No, not necessarily. Let me back up in a historical perspective. It used to be that there was a clear dichotomy among ministers in the evangelical world. And there were only two kinds. You go back 150 years. There were only two kinds of ministers. There were those who were extremely well-educated and those who were absolutely uneducated and there was nothing in between. For instance, the entry requirement into the major theological seminaries in the 1850s was 10 years of classical Greek and 12 years of classical Latin. If that were a prerequisite package today, we would have no students and frankly, no faculty. That whole world of classical education has just disappeared and the average graduate with a full degree, a diploma from a major seminary in the 19th century was the product of 16-18 years of very serious study.

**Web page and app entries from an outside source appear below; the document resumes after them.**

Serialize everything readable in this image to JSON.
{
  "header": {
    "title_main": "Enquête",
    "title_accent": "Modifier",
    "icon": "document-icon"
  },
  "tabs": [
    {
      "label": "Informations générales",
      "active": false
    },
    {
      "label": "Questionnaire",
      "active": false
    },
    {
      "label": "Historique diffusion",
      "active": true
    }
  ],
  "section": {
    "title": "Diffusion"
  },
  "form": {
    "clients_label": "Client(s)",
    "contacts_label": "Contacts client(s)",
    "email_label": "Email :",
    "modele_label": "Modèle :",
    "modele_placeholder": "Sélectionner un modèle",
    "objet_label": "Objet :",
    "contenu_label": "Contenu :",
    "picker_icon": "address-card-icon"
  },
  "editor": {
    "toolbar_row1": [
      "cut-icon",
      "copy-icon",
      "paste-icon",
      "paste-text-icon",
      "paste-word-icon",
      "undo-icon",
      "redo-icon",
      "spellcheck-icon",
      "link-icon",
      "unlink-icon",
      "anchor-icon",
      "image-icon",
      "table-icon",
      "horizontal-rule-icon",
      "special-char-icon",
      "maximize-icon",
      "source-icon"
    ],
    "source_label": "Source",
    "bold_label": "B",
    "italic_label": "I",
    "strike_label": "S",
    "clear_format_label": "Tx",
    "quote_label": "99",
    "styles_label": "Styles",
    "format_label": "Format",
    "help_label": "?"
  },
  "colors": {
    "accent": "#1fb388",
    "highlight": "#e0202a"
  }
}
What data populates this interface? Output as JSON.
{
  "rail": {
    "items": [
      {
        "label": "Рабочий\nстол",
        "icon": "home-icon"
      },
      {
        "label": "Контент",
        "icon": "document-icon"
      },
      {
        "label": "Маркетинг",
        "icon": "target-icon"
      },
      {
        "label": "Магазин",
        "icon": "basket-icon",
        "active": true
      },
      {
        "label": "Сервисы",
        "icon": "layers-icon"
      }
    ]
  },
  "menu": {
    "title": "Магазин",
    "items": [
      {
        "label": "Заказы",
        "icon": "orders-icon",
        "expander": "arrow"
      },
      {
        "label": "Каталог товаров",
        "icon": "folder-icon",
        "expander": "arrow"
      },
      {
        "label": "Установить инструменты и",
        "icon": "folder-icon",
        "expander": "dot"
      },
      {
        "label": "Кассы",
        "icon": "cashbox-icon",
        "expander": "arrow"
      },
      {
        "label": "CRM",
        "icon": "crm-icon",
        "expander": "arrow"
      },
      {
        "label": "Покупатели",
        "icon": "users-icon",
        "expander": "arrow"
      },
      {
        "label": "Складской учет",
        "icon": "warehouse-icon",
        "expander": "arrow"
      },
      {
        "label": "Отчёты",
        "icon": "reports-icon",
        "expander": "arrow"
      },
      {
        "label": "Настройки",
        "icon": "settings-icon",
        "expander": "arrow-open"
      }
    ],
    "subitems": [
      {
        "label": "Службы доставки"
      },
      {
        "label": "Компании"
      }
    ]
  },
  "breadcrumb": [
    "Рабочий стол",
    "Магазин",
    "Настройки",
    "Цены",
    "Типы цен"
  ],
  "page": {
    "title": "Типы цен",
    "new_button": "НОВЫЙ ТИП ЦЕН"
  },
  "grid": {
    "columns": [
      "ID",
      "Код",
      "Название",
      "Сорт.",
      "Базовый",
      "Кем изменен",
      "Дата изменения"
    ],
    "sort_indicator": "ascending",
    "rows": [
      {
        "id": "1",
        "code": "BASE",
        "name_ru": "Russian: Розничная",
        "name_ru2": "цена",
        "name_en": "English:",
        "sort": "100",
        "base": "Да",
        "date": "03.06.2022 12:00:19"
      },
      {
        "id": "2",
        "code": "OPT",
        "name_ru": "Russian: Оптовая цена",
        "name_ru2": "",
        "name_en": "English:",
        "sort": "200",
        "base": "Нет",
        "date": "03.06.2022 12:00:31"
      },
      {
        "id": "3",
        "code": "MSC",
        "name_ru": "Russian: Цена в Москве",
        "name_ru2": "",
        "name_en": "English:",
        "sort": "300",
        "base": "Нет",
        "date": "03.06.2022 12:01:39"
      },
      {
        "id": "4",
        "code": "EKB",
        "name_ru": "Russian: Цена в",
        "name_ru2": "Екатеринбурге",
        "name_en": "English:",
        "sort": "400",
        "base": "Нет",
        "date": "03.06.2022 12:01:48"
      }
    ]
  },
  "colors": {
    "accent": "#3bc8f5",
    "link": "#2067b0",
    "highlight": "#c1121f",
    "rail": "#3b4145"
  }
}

At the other extreme you had persons who were pastors who had learned everything they learned from their father and from the pastor of the local church, under whose tutelage and mentorship they had come. The development of seminary education was an answer to the problem of that increasing divide. But I would say this: seminaries, when they are faithful as servants of the church and accountable to the church, training ministers without apology for the churches, and doing so effectively, can offer a pastor the most comprehensive background for ministry that can be put into about a three year period.
Now, as I say, I hope every pastor would have at least that much, because I think to really be a skilled preacher of God’s word and a pastor, to continue to grow, most pastors will go beyond that and if not in formal study, at least that better be the investment in how they study on their own. But you ask what about a church or a pastor that does not have an MDiv, should he not be a pastor? I’m saying no, we Baptists believe just as John Bunyan said that every congregation is empowered to call out by the Holy Spirit the ministry to serve that congregation and a boy behind a plow may be the one that is called to preach. Francis Waylan was the president of Brown University, an early Baptist leader, not one who’s theology was entirely evangelical, but he was by temperament a very formative Baptist. He was once infamously in a debate with an Episcopal bishop, and this Episcopal bishop said that it was a scandal how Baptists were growing on the frontier. And Waylan looked to him and said, well it’s quickly explained—we don’t ask permission. We don’t need a bishop, we don’t need a magisterial, we don’t need a presbytery or anyone else to give permission. Where there are Baptists and they covenant among themselves to establish a church, they’re feeling a power to call a minister and they make a boy behind a plow or a farmer off the field, and we rejoice in that. And someone like Charles Spurgeon did not have an MDiv degree. He was not classically trained and he was a powerful preacher. But preachers like Charles Spurgeon are few and far between.